Superb centuries of Alex Carey and Glenn Maxwell inspired Australia to a dramatic three-game win over England on Wednesday as the touring side clinched a one-day international 2-1 series. The pair set 212 runs for the sixth wicket after Australia collapsed to 73-5, chasing a stiff target of 303 runs in the final game of the match.
Jonny Bairstow scored 112 as England recovered from losing her first two wickets to opening the two balls of the game to score 302 for seven in their 50 overs after winning the toss. Australia lost their first five wickets one after the other but came back brilliantly to win with two balls to spare against the world champions and beat their first home one-day series for five years.
England got off to the worst possible start as Jason Roy drove a thick outer edge to the back and Joe Root was caught by Mitchell Starc out of the first two balls of the innings. But Bairstow set about engineering recovery, and England rapidly raised the run rate over and above six.
The 114-strong partnership for the fifth wicket between Bairstow and Sam Billings (54) provided the backbone of the innings, and Chris Woakes also contributed a fast half-century to take England past the 300-strong mark.

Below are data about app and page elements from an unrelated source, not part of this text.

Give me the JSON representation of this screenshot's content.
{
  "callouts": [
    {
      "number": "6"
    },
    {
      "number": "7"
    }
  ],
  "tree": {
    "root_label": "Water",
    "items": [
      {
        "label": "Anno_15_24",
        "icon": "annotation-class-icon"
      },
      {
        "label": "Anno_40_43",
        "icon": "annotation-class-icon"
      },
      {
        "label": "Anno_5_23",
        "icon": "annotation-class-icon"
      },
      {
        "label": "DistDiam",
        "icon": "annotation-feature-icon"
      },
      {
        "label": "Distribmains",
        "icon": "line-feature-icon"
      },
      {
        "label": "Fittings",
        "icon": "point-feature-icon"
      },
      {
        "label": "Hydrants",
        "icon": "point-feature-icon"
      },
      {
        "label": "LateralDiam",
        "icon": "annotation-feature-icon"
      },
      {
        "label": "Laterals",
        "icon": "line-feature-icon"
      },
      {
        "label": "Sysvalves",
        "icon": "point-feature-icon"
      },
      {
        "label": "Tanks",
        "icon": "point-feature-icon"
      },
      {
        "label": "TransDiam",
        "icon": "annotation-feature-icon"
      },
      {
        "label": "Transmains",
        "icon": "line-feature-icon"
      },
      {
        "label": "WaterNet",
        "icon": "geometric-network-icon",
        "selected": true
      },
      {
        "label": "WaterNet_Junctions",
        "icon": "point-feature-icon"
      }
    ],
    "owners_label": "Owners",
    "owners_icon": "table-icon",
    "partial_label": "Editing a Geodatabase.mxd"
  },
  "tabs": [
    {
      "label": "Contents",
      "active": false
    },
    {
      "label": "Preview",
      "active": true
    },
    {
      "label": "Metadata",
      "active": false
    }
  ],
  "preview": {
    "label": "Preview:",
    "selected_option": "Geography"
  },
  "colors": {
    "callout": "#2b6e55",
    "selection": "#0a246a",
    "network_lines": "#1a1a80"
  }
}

Woakes then took the first two wickets of Australia’s innings before Root, with his part-time off-spin, uprooted David Warner and Mitchell Marsh and they were easily able to crack the tourists top order.
When Marnus Labuschagne was out in the 17th position, Australia was in the 73/5 position. Carey and Maxwell fought back, however, dragging Australia back into the lustful match and leaving them in need of 21 runs out of the last 18 balls to win. They looked like throwing away a winning spot when Maxwell’s top spinner Adil Rashid was caught by Tom Curran 108 out of 90 balls and 10 balls later Carey was caught by Mark Wood at the third man off Jofra Archer 106.

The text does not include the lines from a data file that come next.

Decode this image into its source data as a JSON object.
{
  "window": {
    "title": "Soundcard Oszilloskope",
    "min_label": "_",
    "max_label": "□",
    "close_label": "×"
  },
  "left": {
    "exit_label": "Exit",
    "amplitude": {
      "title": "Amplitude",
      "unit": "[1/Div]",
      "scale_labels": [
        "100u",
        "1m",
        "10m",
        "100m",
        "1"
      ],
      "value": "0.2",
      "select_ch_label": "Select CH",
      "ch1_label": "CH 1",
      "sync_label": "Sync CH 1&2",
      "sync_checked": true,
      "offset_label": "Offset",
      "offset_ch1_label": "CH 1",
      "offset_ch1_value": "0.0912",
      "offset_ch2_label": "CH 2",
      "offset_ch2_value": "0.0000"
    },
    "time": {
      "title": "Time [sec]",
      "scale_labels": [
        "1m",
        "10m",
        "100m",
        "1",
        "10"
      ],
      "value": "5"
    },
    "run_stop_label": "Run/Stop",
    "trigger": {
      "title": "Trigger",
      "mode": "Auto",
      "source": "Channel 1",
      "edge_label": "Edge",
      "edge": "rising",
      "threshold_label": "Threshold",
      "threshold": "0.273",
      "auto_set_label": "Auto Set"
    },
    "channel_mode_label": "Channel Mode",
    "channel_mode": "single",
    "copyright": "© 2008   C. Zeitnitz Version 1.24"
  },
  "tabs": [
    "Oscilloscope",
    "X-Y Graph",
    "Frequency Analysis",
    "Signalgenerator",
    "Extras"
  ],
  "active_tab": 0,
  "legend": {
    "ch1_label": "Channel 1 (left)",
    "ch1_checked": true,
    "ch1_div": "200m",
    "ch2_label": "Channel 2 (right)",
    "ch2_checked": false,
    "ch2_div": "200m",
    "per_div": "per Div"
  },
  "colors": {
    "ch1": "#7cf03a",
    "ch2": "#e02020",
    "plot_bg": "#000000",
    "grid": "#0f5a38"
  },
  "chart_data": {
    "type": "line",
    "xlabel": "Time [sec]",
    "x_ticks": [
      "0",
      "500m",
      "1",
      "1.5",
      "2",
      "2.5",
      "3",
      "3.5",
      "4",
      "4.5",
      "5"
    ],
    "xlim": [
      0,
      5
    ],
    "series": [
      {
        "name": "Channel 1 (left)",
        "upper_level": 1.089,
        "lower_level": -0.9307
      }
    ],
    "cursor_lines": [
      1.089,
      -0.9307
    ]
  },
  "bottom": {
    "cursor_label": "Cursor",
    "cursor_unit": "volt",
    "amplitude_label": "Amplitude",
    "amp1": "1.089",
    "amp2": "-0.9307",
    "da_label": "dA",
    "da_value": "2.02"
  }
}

Australia needed 10 runs off the final that England’s captain Eoin Morgan bravely entrusted to Rashid. Starc struck his first ball six times and hit another boundary to win the game, taking the crowded summer of international cricket to a thrilling end.

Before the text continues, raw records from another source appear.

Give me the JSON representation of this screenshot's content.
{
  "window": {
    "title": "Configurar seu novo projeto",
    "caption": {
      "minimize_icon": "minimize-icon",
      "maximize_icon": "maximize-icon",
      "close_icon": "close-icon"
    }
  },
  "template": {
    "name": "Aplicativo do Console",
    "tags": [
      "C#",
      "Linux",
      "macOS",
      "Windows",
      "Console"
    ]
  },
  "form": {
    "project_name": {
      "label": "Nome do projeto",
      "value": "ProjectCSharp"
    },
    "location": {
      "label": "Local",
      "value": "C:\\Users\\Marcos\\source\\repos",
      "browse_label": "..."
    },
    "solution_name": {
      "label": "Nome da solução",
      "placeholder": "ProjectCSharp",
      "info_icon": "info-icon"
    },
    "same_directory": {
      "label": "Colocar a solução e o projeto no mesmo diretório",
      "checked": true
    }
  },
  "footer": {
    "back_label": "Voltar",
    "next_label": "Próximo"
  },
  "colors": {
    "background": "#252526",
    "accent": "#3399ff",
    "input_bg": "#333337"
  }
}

England had a busy three-month span in which six tests and 12 limited-time internationals – all of them played behind closed doors in a bio-secure bubble as a result of the Covid-19 pandemic.